■ INPUT MATERIAL:
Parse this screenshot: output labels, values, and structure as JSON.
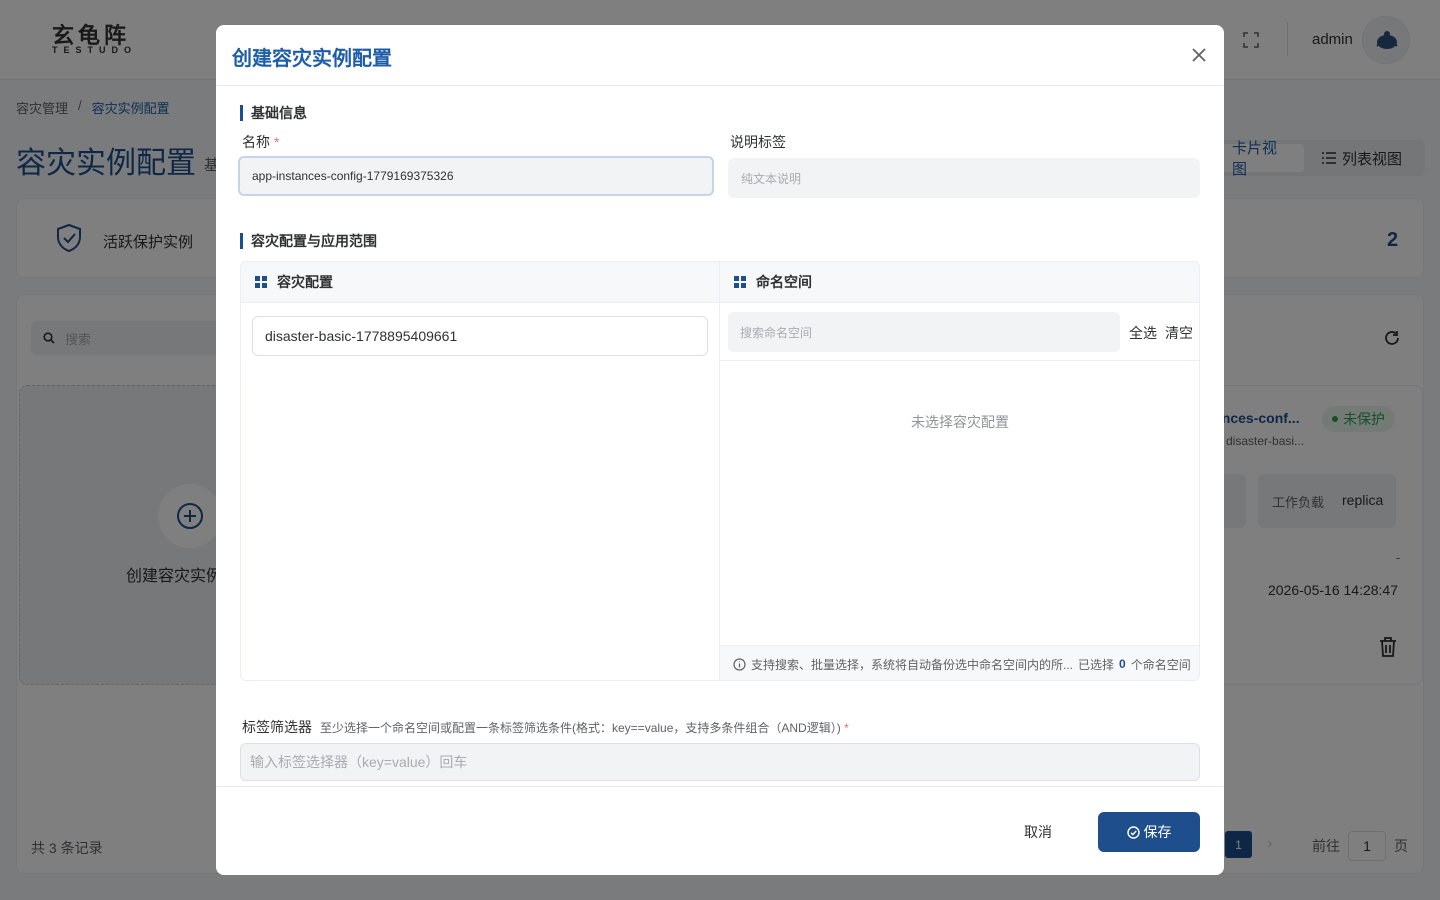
{
  "header": {
    "logo_cn": "玄龟阵",
    "logo_en": "TESTUDO",
    "username": "admin"
  },
  "breadcrumb": [
    "容灾管理",
    "容灾实例配置"
  ],
  "page": {
    "title": "容灾实例配置",
    "subtitle": "基"
  },
  "view_switch": {
    "card_label": "卡片视图",
    "list_label": "列表视图"
  },
  "stats": {
    "label": "活跃保护实例",
    "value": "2"
  },
  "list": {
    "search_placeholder": "搜索",
    "create_label": "创建容灾实例",
    "card": {
      "name": "ances-conf...",
      "sub": "disaster-basi...",
      "status": "未保护",
      "status_color": "#2e9e4f",
      "left_box_text": ".",
      "workload_label": "工作负载",
      "workload_value": "replica",
      "dash": "-",
      "time": "2026-05-16 14:28:47"
    },
    "total": "共 3 条记录",
    "current_page": "1",
    "goto_prefix": "前往",
    "goto_value": "1",
    "goto_suffix": "页"
  },
  "modal": {
    "title": "创建容灾实例配置",
    "section_basic": "基础信息",
    "name_label": "名称",
    "name_required": "*",
    "name_value": "app-instances-config-1779169375326",
    "desc_label": "说明标签",
    "desc_placeholder": "纯文本说明",
    "section_scope": "容灾配置与应用范围",
    "config_header": "容灾配置",
    "config_item": "disaster-basic-1778895409661",
    "namespace_header": "命名空间",
    "ns_search_placeholder": "搜索命名空间",
    "select_all": "全选",
    "clear": "清空",
    "ns_empty": "未选择容灾配置",
    "ns_foot_hint": "支持搜索、批量选择，系统将自动备份选中命名空间内的所...",
    "ns_selected_prefix": "已选择",
    "ns_selected_count": "0",
    "ns_selected_suffix": "个命名空间",
    "label_filter_title": "标签筛选器",
    "label_filter_hint": "至少选择一个命名空间或配置一条标签筛选条件(格式：key==value，支持多条件组合（AND逻辑）)",
    "label_filter_required": "*",
    "label_filter_placeholder": "输入标签选择器（key=value）回车",
    "cancel_label": "取消",
    "save_label": "保存"
  },
  "colors": {
    "primary": "#1e4f8c",
    "title_blue": "#1e5ea8",
    "required": "#f56c6c",
    "success": "#2e9e4f"
  }
}
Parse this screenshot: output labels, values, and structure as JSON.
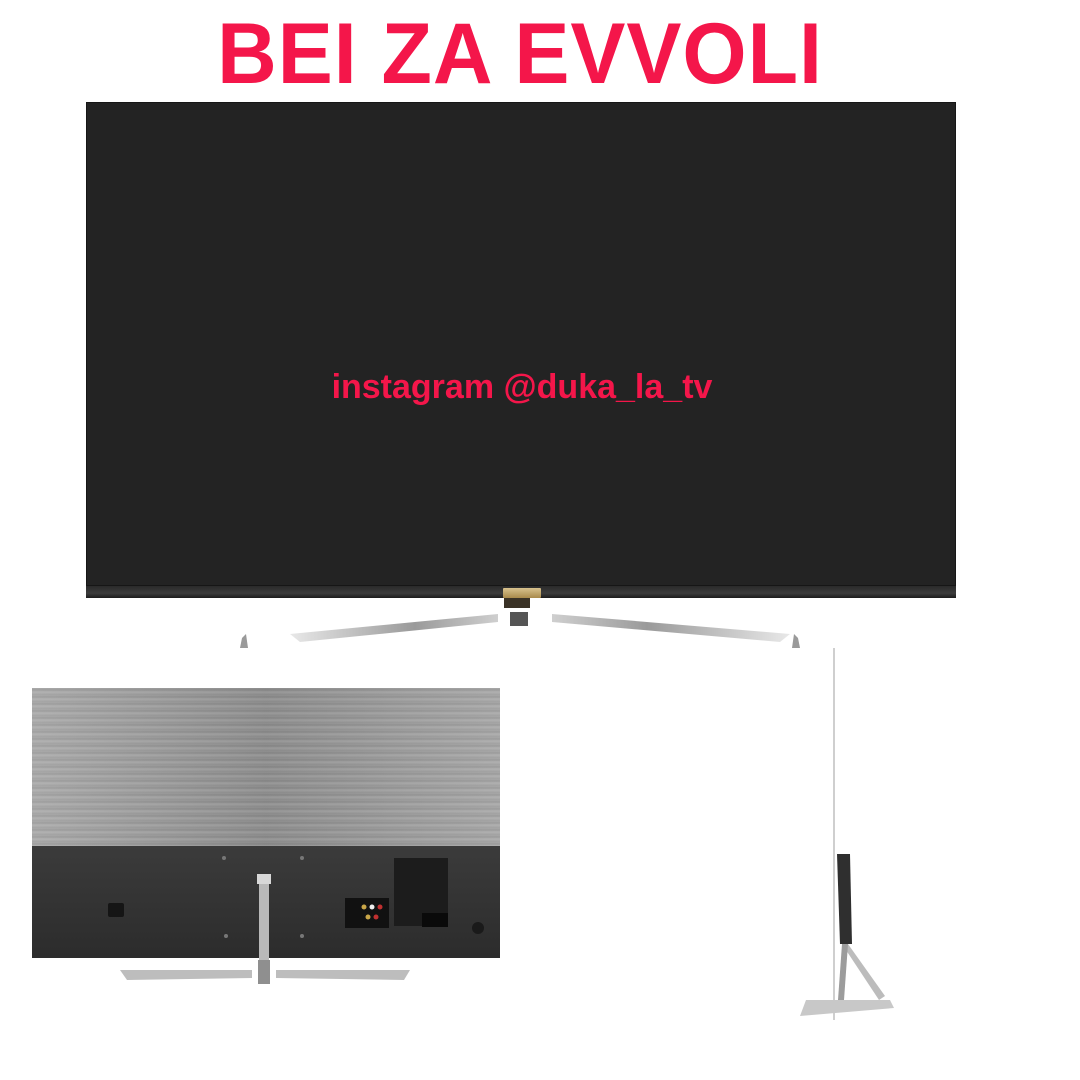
{
  "headline": "BEI ZA EVVOLI",
  "screen_text": "instagram @duka_la_tv",
  "colors": {
    "accent": "#f4164a",
    "screen": "#232323",
    "bezel": "#2a2a2a",
    "logo": "#c8ad6e",
    "back_panel": "#9a9a9a",
    "back_lower": "#333333"
  },
  "images": {
    "front": "tv-front-view",
    "back": "tv-back-view",
    "side": "tv-side-view"
  }
}
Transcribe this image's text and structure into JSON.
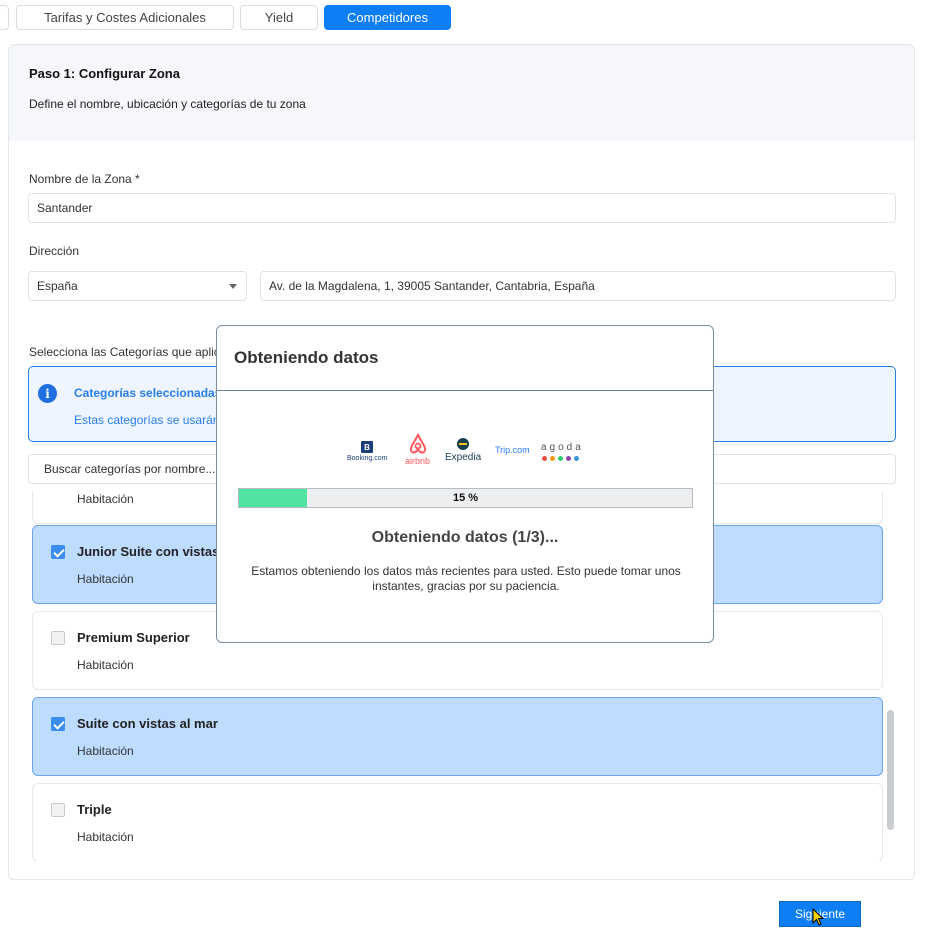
{
  "tabs": [
    {
      "label": "Tarifas y  Costes Adicionales"
    },
    {
      "label": "Yield"
    },
    {
      "label": "Competidores"
    }
  ],
  "step": {
    "title": "Paso 1: Configurar Zona",
    "subtitle": "Define el nombre, ubicación y categorías de tu zona"
  },
  "form": {
    "zone_label": "Nombre de la Zona *",
    "zone_value": "Santander",
    "address_label": "Dirección",
    "country_value": "España",
    "address_value": "Av. de la Magdalena, 1, 39005 Santander, Cantabria, España",
    "categories_label": "Selecciona las Categorías que aplic",
    "search_placeholder": "Buscar categorías por nombre..."
  },
  "info": {
    "icon": "info-icon",
    "title": "Categorías seleccionadas: :",
    "text": "Estas categorías se usarán"
  },
  "categories": [
    {
      "name": "",
      "type": "Habitación",
      "checked": false
    },
    {
      "name": "Junior Suite con vistas",
      "type": "Habitación",
      "checked": true
    },
    {
      "name": "Premium Superior",
      "type": "Habitación",
      "checked": false
    },
    {
      "name": "Suite con vistas al mar",
      "type": "Habitación",
      "checked": true
    },
    {
      "name": "Triple",
      "type": "Habitación",
      "checked": false
    }
  ],
  "next_button": "Siguiente",
  "modal": {
    "title": "Obteniendo datos",
    "progress_text": "15 %",
    "progress_fraction": 0.15,
    "status": "Obteniendo datos (1/3)...",
    "message": "Estamos obteniendo los datos más recientes para usted. Esto puede tomar unos instantes, gracias por su paciencia.",
    "logos": {
      "booking_badge": "B",
      "booking": "Booking.com",
      "airbnb": "airbnb",
      "expedia": "Expedia",
      "trip": "Trip.com",
      "agoda": "agoda"
    }
  },
  "colors": {
    "primary": "#0d7ef4",
    "selected_bg": "#bddcff",
    "info_blue": "#2a7ee6",
    "progress_green": "#52e3a0",
    "airbnb": "#ff5a5f"
  }
}
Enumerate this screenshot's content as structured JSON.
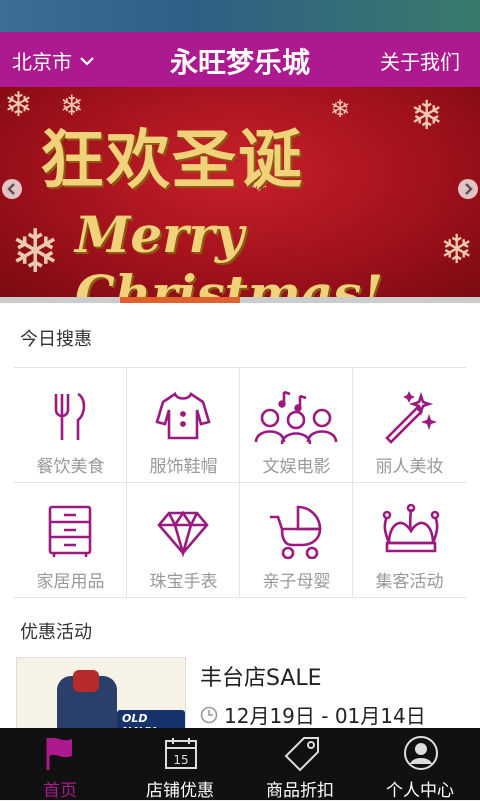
{
  "header": {
    "city": "北京市",
    "title": "永旺梦乐城",
    "about": "关于我们"
  },
  "banner": {
    "headline_cn": "狂欢圣诞",
    "headline_en": "Merry Christmas!",
    "progress": 0.25
  },
  "today": {
    "title": "今日搜惠",
    "categories": [
      {
        "label": "餐饮美食",
        "icon": "utensils-icon"
      },
      {
        "label": "服饰鞋帽",
        "icon": "shirt-icon"
      },
      {
        "label": "文娱电影",
        "icon": "people-music-icon"
      },
      {
        "label": "丽人美妆",
        "icon": "magic-wand-icon"
      },
      {
        "label": "家居用品",
        "icon": "cabinet-icon"
      },
      {
        "label": "珠宝手表",
        "icon": "diamond-icon"
      },
      {
        "label": "亲子母婴",
        "icon": "stroller-icon"
      },
      {
        "label": "集客活动",
        "icon": "jester-hat-icon"
      }
    ]
  },
  "promo": {
    "title": "优惠活动",
    "item": {
      "name": "丰台店SALE",
      "date": "12月19日 - 01月14日",
      "badge": "OLD NAVY"
    }
  },
  "tabs": [
    {
      "label": "首页",
      "icon": "flag-icon",
      "active": true
    },
    {
      "label": "店铺优惠",
      "icon": "calendar-icon",
      "active": false
    },
    {
      "label": "商品折扣",
      "icon": "tag-icon",
      "active": false
    },
    {
      "label": "个人中心",
      "icon": "user-icon",
      "active": false
    }
  ],
  "calendar_day": "15",
  "colors": {
    "brand": "#ad1a8f",
    "tabbar": "#111111",
    "banner_red": "#a2121c",
    "banner_gold": "#f1d27a",
    "progress": "#e2602b",
    "label_gray": "#999999"
  }
}
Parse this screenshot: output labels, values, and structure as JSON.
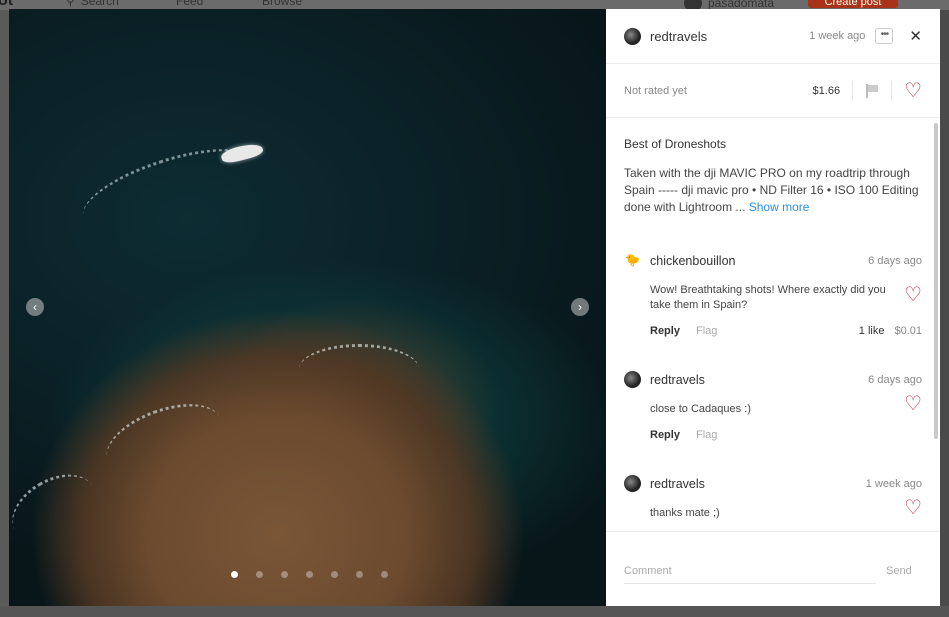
{
  "background": {
    "logo": "ot",
    "search_placeholder": "Search",
    "nav": {
      "feed": "Feed",
      "browse": "Browse"
    },
    "username": "pasadomata",
    "create_post": "Create post"
  },
  "photo": {
    "carousel_count": 7,
    "active_index": 0
  },
  "post": {
    "author": "redtravels",
    "time": "1 week ago",
    "rating": "Not rated yet",
    "price": "$1.66",
    "title": "Best of Droneshots",
    "body": "Taken with the dji MAVIC PRO on my roadtrip through Spain ----- dji mavic pro • ND Filter 16 • ISO 100 Editing done with Lightroom ...",
    "show_more": "Show more"
  },
  "comments": [
    {
      "author": "chickenbouillon",
      "time": "6 days ago",
      "text": "Wow! Breathtaking shots! Where exactly did you take them in Spain?",
      "reply": "Reply",
      "flag": "Flag",
      "likes": "1 like",
      "value": "$0.01"
    },
    {
      "author": "redtravels",
      "time": "6 days ago",
      "text": "close to Cadaques :)",
      "reply": "Reply",
      "flag": "Flag"
    },
    {
      "author": "redtravels",
      "time": "1 week ago",
      "text": "thanks mate ;)"
    }
  ],
  "footer": {
    "comment_placeholder": "Comment",
    "send": "Send"
  },
  "colors": {
    "heart": "#c0283c",
    "link": "#2f8fdc",
    "create_button": "#a8331a"
  }
}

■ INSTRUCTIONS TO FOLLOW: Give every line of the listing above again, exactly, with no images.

■ ANSWER BOX:
Parse this screenshot: output labels, values, and structure as JSON.
{
  "header": {
    "logo_cn": "玄龟阵",
    "logo_en": "TESTUDO",
    "username": "admin"
  },
  "breadcrumb": [
    "容灾管理",
    "容灾实例配置"
  ],
  "page": {
    "title": "容灾实例配置",
    "subtitle": "基"
  },
  "view_switch": {
    "card_label": "卡片视图",
    "list_label": "列表视图"
  },
  "stats": {
    "label": "活跃保护实例",
    "value": "2"
  },
  "list": {
    "search_placeholder": "搜索",
    "create_label": "创建容灾实例",
    "card": {
      "name": "ances-conf...",
      "sub": "disaster-basi...",
      "status": "未保护",
      "status_color": "#2e9e4f",
      "left_box_text": ".",
      "workload_label": "工作负载",
      "workload_value": "replica",
      "dash": "-",
      "time": "2026-05-16 14:28:47"
    },
    "total": "共 3 条记录",
    "current_page": "1",
    "goto_prefix": "前往",
    "goto_value": "1",
    "goto_suffix": "页"
  },
  "modal": {
    "title": "创建容灾实例配置",
    "section_basic": "基础信息",
    "name_label": "名称",
    "name_required": "*",
    "name_value": "app-instances-config-1779169375326",
    "desc_label": "说明标签",
    "desc_placeholder": "纯文本说明",
    "section_scope": "容灾配置与应用范围",
    "config_header": "容灾配置",
    "config_item": "disaster-basic-1778895409661",
    "namespace_header": "命名空间",
    "ns_search_placeholder": "搜索命名空间",
    "select_all": "全选",
    "clear": "清空",
    "ns_empty": "未选择容灾配置",
    "ns_foot_hint": "支持搜索、批量选择，系统将自动备份选中命名空间内的所...",
    "ns_selected_prefix": "已选择",
    "ns_selected_count": "0",
    "ns_selected_suffix": "个命名空间",
    "label_filter_title": "标签筛选器",
    "label_filter_hint": "至少选择一个命名空间或配置一条标签筛选条件(格式：key==value，支持多条件组合（AND逻辑）)",
    "label_filter_required": "*",
    "label_filter_placeholder": "输入标签选择器（key=value）回车",
    "cancel_label": "取消",
    "save_label": "保存"
  },
  "colors": {
    "primary": "#1e4f8c",
    "title_blue": "#1e5ea8",
    "required": "#f56c6c",
    "success": "#2e9e4f"
  }
}
Parse this screenshot: output labels, values, and structure as JSON.
{
  "headline": "BEI ZA EVVOLI",
  "screen_text": "instagram @duka_la_tv",
  "colors": {
    "accent": "#f4164a",
    "screen": "#232323",
    "bezel": "#2a2a2a",
    "logo": "#c8ad6e",
    "back_panel": "#9a9a9a",
    "back_lower": "#333333"
  },
  "images": {
    "front": "tv-front-view",
    "back": "tv-back-view",
    "side": "tv-side-view"
  }
}
Transcribe this image's text and structure into JSON.
{
  "tabs": [
    {
      "label": "Tarifas y  Costes Adicionales"
    },
    {
      "label": "Yield"
    },
    {
      "label": "Competidores"
    }
  ],
  "step": {
    "title": "Paso 1: Configurar Zona",
    "subtitle": "Define el nombre, ubicación y categorías de tu zona"
  },
  "form": {
    "zone_label": "Nombre de la Zona *",
    "zone_value": "Santander",
    "address_label": "Dirección",
    "country_value": "España",
    "address_value": "Av. de la Magdalena, 1, 39005 Santander, Cantabria, España",
    "categories_label": "Selecciona las Categorías que aplic",
    "search_placeholder": "Buscar categorías por nombre..."
  },
  "info": {
    "icon": "info-icon",
    "title": "Categorías seleccionadas: :",
    "text": "Estas categorías se usarán"
  },
  "categories": [
    {
      "name": "",
      "type": "Habitación",
      "checked": false
    },
    {
      "name": "Junior Suite con vistas",
      "type": "Habitación",
      "checked": true
    },
    {
      "name": "Premium Superior",
      "type": "Habitación",
      "checked": false
    },
    {
      "name": "Suite con vistas al mar",
      "type": "Habitación",
      "checked": true
    },
    {
      "name": "Triple",
      "type": "Habitación",
      "checked": false
    }
  ],
  "next_button": "Siguiente",
  "modal": {
    "title": "Obteniendo datos",
    "progress_text": "15 %",
    "progress_fraction": 0.15,
    "status": "Obteniendo datos (1/3)...",
    "message": "Estamos obteniendo los datos más recientes para usted. Esto puede tomar unos instantes, gracias por su paciencia.",
    "logos": {
      "booking_badge": "B",
      "booking": "Booking.com",
      "airbnb": "airbnb",
      "expedia": "Expedia",
      "trip": "Trip.com",
      "agoda": "agoda"
    }
  },
  "colors": {
    "primary": "#0d7ef4",
    "selected_bg": "#bddcff",
    "info_blue": "#2a7ee6",
    "progress_green": "#52e3a0",
    "airbnb": "#ff5a5f"
  }
}
Enumerate this screenshot's content as structured JSON.
{
  "header": {
    "city": "北京市",
    "title": "永旺梦乐城",
    "about": "关于我们"
  },
  "banner": {
    "headline_cn": "狂欢圣诞",
    "headline_en": "Merry Christmas!",
    "progress": 0.25
  },
  "today": {
    "title": "今日搜惠",
    "categories": [
      {
        "label": "餐饮美食",
        "icon": "utensils-icon"
      },
      {
        "label": "服饰鞋帽",
        "icon": "shirt-icon"
      },
      {
        "label": "文娱电影",
        "icon": "people-music-icon"
      },
      {
        "label": "丽人美妆",
        "icon": "magic-wand-icon"
      },
      {
        "label": "家居用品",
        "icon": "cabinet-icon"
      },
      {
        "label": "珠宝手表",
        "icon": "diamond-icon"
      },
      {
        "label": "亲子母婴",
        "icon": "stroller-icon"
      },
      {
        "label": "集客活动",
        "icon": "jester-hat-icon"
      }
    ]
  },
  "promo": {
    "title": "优惠活动",
    "item": {
      "name": "丰台店SALE",
      "date": "12月19日 - 01月14日",
      "badge": "OLD NAVY"
    }
  },
  "tabs": [
    {
      "label": "首页",
      "icon": "flag-icon",
      "active": true
    },
    {
      "label": "店铺优惠",
      "icon": "calendar-icon",
      "active": false
    },
    {
      "label": "商品折扣",
      "icon": "tag-icon",
      "active": false
    },
    {
      "label": "个人中心",
      "icon": "user-icon",
      "active": false
    }
  ],
  "calendar_day": "15",
  "colors": {
    "brand": "#ad1a8f",
    "tabbar": "#111111",
    "banner_red": "#a2121c",
    "banner_gold": "#f1d27a",
    "progress": "#e2602b",
    "label_gray": "#999999"
  }
}
Parse this screenshot: output labels, values, and structure as JSON.
{
  "background": {
    "logo": "ot",
    "search_placeholder": "Search",
    "nav": {
      "feed": "Feed",
      "browse": "Browse"
    },
    "username": "pasadomata",
    "create_post": "Create post"
  },
  "photo": {
    "carousel_count": 7,
    "active_index": 0
  },
  "post": {
    "author": "redtravels",
    "time": "1 week ago",
    "rating": "Not rated yet",
    "price": "$1.66",
    "title": "Best of Droneshots",
    "body": "Taken with the dji MAVIC PRO on my roadtrip through Spain ----- dji mavic pro • ND Filter 16 • ISO 100 Editing done with Lightroom ...",
    "show_more": "Show more"
  },
  "comments": [
    {
      "author": "chickenbouillon",
      "time": "6 days ago",
      "text": "Wow! Breathtaking shots! Where exactly did you take them in Spain?",
      "reply": "Reply",
      "flag": "Flag",
      "likes": "1 like",
      "value": "$0.01"
    },
    {
      "author": "redtravels",
      "time": "6 days ago",
      "text": "close to Cadaques :)",
      "reply": "Reply",
      "flag": "Flag"
    },
    {
      "author": "redtravels",
      "time": "1 week ago",
      "text": "thanks mate ;)"
    }
  ],
  "footer": {
    "comment_placeholder": "Comment",
    "send": "Send"
  },
  "colors": {
    "heart": "#c0283c",
    "link": "#2f8fdc",
    "create_button": "#a8331a"
  }
}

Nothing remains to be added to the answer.